[Stored data]
+---+
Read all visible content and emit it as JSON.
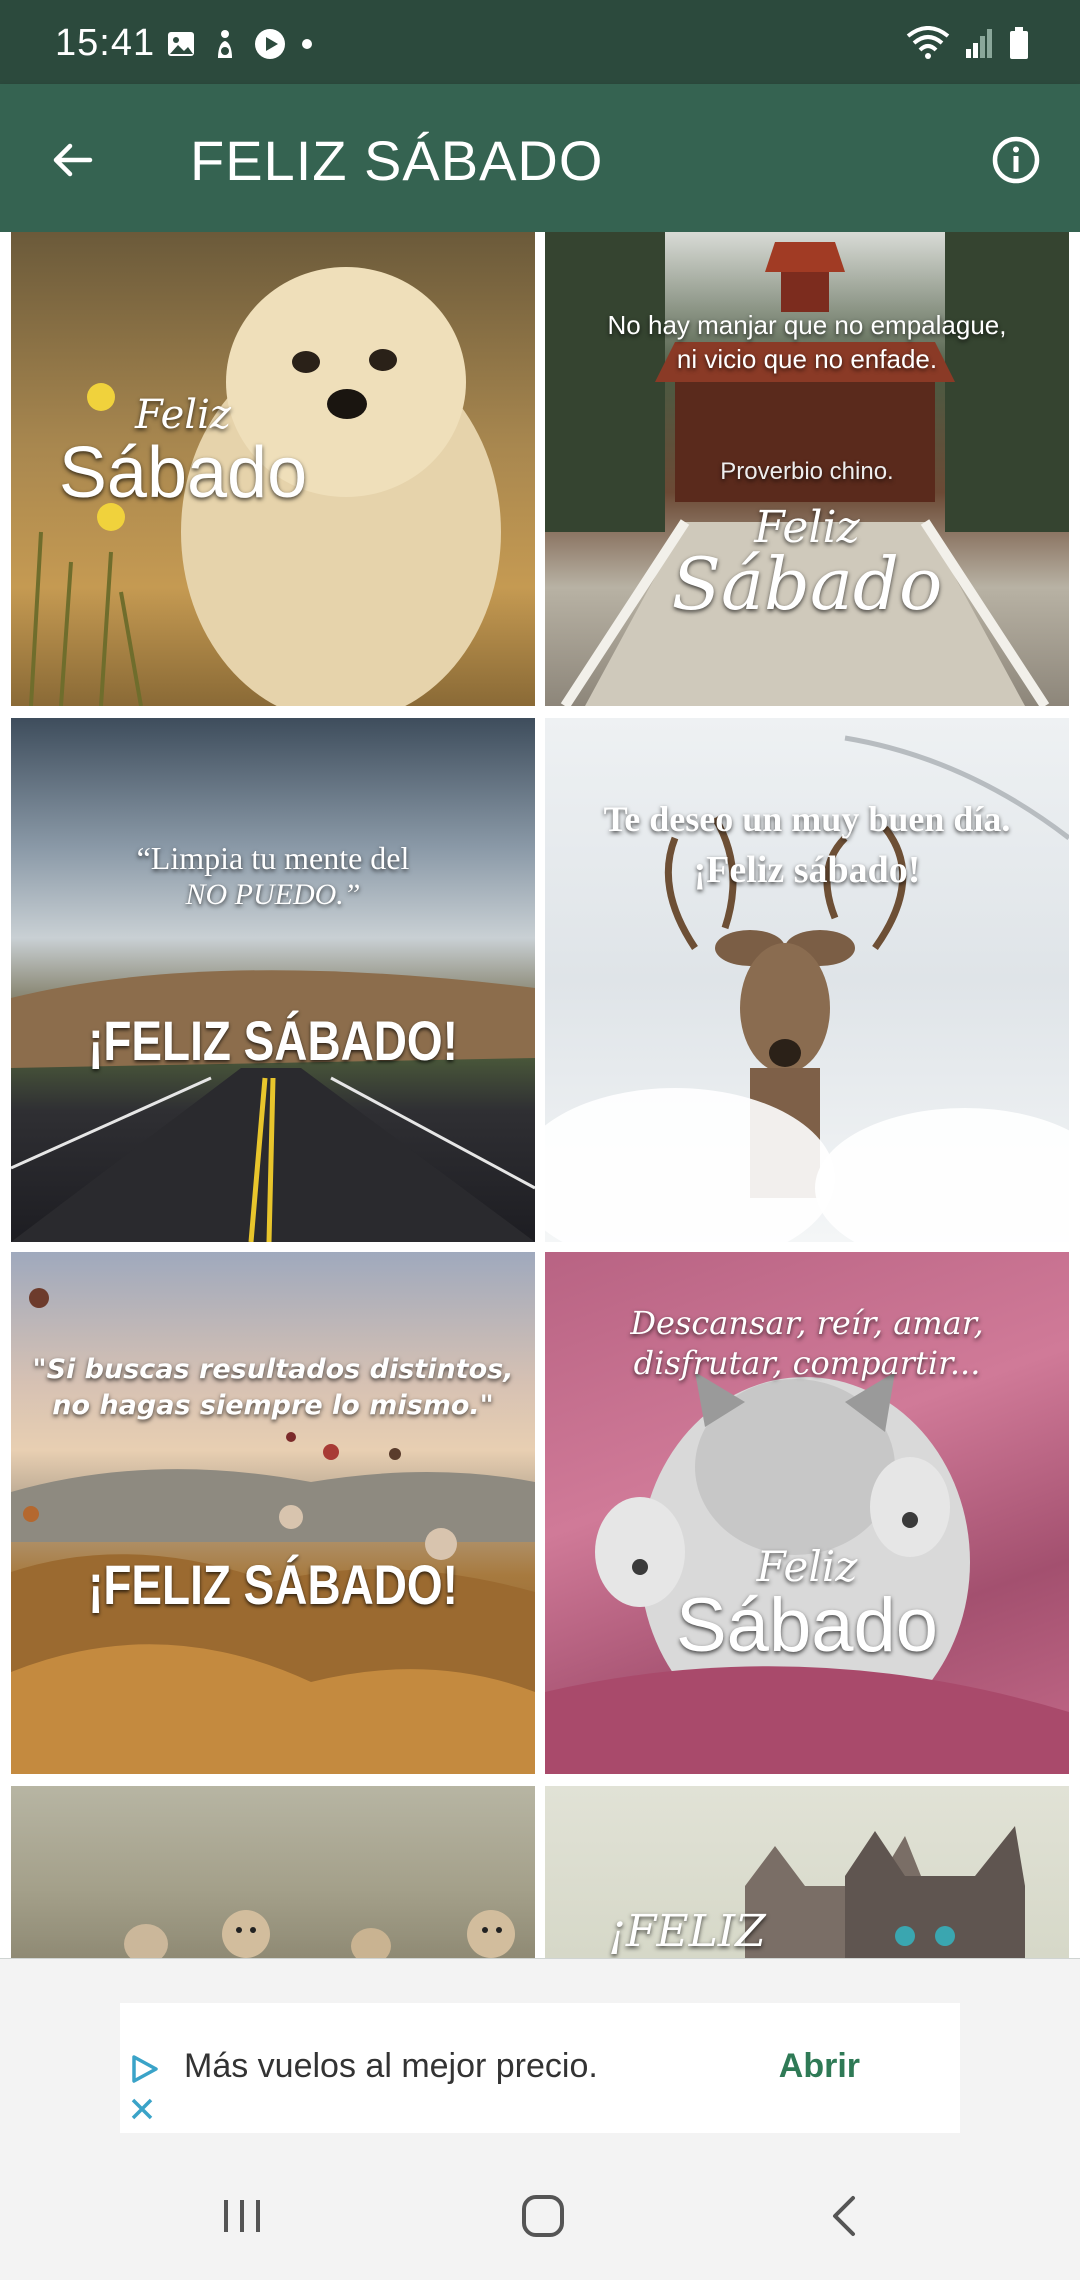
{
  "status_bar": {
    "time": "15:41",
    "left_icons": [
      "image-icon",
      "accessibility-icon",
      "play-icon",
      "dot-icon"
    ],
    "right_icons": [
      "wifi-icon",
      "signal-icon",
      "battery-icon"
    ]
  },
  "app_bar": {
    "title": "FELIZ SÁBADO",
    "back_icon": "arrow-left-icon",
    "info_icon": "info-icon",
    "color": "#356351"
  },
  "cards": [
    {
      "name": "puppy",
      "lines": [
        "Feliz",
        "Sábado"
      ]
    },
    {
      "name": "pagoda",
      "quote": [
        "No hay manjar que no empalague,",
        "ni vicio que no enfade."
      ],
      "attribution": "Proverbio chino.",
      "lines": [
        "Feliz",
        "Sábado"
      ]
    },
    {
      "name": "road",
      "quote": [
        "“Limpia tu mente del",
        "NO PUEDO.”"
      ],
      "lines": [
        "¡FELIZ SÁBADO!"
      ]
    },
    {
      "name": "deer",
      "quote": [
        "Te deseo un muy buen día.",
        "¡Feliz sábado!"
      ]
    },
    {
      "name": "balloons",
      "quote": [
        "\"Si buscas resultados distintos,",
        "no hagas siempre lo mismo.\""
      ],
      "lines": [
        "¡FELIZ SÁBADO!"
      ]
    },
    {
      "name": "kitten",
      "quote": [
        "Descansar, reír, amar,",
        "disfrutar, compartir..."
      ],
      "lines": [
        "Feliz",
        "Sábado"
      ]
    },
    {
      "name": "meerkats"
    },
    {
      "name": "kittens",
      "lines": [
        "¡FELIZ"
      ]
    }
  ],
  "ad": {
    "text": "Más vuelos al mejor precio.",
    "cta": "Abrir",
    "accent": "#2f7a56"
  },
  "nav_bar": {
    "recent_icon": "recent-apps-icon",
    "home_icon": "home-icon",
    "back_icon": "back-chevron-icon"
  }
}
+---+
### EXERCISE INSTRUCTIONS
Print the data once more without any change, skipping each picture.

### OUTPUT OF THE EXERCISE
Read all visible content and emit it as JSON.
{
  "status_bar": {
    "time": "15:41",
    "left_icons": [
      "image-icon",
      "accessibility-icon",
      "play-icon",
      "dot-icon"
    ],
    "right_icons": [
      "wifi-icon",
      "signal-icon",
      "battery-icon"
    ]
  },
  "app_bar": {
    "title": "FELIZ SÁBADO",
    "back_icon": "arrow-left-icon",
    "info_icon": "info-icon",
    "color": "#356351"
  },
  "cards": [
    {
      "name": "puppy",
      "lines": [
        "Feliz",
        "Sábado"
      ]
    },
    {
      "name": "pagoda",
      "quote": [
        "No hay manjar que no empalague,",
        "ni vicio que no enfade."
      ],
      "attribution": "Proverbio chino.",
      "lines": [
        "Feliz",
        "Sábado"
      ]
    },
    {
      "name": "road",
      "quote": [
        "“Limpia tu mente del",
        "NO PUEDO.”"
      ],
      "lines": [
        "¡FELIZ SÁBADO!"
      ]
    },
    {
      "name": "deer",
      "quote": [
        "Te deseo un muy buen día.",
        "¡Feliz sábado!"
      ]
    },
    {
      "name": "balloons",
      "quote": [
        "\"Si buscas resultados distintos,",
        "no hagas siempre lo mismo.\""
      ],
      "lines": [
        "¡FELIZ SÁBADO!"
      ]
    },
    {
      "name": "kitten",
      "quote": [
        "Descansar, reír, amar,",
        "disfrutar, compartir..."
      ],
      "lines": [
        "Feliz",
        "Sábado"
      ]
    },
    {
      "name": "meerkats"
    },
    {
      "name": "kittens",
      "lines": [
        "¡FELIZ"
      ]
    }
  ],
  "ad": {
    "text": "Más vuelos al mejor precio.",
    "cta": "Abrir",
    "accent": "#2f7a56"
  },
  "nav_bar": {
    "recent_icon": "recent-apps-icon",
    "home_icon": "home-icon",
    "back_icon": "back-chevron-icon"
  }
}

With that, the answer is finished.